Input for this task: Begin
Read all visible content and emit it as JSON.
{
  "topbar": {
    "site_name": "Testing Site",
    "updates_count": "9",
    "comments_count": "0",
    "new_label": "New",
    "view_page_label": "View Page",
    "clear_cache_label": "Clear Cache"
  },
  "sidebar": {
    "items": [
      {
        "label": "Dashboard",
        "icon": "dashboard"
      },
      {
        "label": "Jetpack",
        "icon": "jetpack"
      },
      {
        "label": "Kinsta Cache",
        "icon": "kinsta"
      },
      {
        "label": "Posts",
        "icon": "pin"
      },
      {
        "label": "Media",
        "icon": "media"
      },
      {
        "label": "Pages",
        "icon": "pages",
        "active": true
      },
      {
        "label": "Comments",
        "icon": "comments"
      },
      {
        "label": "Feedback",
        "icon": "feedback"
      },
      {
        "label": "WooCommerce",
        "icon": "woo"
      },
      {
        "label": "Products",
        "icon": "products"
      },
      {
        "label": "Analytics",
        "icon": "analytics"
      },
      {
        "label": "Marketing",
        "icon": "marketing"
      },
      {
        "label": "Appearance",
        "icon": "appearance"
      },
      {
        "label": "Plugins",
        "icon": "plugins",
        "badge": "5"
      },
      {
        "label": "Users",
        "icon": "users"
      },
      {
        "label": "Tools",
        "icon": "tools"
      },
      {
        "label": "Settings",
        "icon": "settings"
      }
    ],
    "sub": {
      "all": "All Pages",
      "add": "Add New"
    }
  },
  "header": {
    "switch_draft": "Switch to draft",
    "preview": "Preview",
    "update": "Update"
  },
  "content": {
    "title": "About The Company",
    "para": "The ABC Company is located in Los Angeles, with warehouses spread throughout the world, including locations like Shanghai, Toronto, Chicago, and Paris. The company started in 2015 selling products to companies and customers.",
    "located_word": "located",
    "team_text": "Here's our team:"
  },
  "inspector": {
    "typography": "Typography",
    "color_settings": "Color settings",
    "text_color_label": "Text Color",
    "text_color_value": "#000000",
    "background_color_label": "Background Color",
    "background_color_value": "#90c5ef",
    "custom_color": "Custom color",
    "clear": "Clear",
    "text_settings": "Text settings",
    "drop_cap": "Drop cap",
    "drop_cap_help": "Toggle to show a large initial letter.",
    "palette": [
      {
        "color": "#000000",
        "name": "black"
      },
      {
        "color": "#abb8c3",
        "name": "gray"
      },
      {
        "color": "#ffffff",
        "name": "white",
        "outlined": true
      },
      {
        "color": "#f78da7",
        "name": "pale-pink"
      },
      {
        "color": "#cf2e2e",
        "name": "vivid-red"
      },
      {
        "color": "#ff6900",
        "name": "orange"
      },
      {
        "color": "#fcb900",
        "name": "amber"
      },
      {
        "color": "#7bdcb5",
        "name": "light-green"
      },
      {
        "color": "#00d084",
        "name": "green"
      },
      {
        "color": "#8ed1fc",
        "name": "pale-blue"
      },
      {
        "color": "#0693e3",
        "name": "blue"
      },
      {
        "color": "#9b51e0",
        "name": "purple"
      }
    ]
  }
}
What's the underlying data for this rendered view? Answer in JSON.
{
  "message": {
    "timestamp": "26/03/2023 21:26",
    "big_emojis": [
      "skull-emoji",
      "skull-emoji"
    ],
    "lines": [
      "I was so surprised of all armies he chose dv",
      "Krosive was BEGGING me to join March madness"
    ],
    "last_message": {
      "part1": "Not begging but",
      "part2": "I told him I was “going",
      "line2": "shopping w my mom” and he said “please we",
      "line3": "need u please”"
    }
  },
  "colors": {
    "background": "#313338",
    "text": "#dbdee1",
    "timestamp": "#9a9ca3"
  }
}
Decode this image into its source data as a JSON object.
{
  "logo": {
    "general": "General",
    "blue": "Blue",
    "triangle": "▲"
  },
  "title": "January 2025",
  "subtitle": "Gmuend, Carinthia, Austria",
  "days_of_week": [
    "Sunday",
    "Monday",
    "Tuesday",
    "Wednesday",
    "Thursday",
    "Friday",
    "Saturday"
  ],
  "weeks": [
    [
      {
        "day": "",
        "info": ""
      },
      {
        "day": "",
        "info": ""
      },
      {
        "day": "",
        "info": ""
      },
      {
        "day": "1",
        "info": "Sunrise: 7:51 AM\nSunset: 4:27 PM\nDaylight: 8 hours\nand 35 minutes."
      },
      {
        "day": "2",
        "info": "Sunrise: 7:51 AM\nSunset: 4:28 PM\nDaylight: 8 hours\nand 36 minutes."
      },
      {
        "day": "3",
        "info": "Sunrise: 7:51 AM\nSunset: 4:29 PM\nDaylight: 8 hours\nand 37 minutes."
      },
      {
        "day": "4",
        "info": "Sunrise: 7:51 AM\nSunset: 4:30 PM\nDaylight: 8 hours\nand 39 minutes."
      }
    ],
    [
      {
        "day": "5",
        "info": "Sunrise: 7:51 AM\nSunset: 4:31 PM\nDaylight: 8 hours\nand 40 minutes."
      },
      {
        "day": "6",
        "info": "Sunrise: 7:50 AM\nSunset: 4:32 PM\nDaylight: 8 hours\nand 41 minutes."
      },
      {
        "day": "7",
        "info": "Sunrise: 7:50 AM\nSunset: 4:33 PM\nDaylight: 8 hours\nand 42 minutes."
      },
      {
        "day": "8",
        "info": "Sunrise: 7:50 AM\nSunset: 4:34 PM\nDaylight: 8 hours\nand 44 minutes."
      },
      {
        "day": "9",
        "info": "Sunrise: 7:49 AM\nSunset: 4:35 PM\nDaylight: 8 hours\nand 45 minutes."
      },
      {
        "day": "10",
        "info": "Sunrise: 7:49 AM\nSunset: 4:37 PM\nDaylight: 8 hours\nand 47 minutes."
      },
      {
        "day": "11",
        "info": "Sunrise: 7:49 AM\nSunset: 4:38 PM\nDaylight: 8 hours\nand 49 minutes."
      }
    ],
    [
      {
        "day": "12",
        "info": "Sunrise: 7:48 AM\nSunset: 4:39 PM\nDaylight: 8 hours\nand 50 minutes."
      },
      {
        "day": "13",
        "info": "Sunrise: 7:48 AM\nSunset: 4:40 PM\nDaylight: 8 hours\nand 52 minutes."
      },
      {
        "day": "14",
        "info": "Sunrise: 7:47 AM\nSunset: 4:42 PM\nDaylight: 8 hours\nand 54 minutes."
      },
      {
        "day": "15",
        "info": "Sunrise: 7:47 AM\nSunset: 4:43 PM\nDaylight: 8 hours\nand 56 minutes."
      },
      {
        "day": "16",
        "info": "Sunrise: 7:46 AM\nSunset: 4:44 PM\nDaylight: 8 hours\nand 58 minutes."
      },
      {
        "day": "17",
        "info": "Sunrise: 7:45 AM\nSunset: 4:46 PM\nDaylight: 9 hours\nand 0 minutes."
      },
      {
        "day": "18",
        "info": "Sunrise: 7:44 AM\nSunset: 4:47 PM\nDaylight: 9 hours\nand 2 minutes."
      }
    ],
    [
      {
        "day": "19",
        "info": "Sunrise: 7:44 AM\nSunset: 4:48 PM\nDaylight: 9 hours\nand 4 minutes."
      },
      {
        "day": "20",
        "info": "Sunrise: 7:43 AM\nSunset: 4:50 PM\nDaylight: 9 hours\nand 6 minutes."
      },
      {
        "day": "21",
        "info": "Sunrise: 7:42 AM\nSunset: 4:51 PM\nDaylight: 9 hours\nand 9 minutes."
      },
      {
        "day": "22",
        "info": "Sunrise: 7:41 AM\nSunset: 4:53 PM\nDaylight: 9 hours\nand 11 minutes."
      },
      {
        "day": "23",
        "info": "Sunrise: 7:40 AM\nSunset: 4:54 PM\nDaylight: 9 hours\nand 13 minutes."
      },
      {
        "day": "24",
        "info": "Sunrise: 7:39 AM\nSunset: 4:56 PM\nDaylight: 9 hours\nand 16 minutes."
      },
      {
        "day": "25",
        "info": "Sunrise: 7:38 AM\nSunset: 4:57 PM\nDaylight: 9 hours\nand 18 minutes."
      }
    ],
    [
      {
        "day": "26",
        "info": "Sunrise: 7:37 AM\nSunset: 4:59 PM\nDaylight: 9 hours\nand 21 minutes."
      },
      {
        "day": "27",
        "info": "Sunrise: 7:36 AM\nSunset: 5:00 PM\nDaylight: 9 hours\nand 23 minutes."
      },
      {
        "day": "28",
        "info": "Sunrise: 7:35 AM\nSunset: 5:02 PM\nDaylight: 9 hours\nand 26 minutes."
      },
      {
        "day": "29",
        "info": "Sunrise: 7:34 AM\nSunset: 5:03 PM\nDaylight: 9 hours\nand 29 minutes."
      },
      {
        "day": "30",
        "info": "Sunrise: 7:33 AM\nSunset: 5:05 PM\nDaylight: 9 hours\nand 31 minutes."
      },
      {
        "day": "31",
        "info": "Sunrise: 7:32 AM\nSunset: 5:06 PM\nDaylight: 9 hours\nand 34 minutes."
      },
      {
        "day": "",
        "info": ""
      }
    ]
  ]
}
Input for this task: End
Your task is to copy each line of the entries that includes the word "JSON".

Solved problem
Read all visible content and emit it as JSON.
What's the underlying data for this rendered view? Answer in JSON.
Decode this image into its source data as a JSON object.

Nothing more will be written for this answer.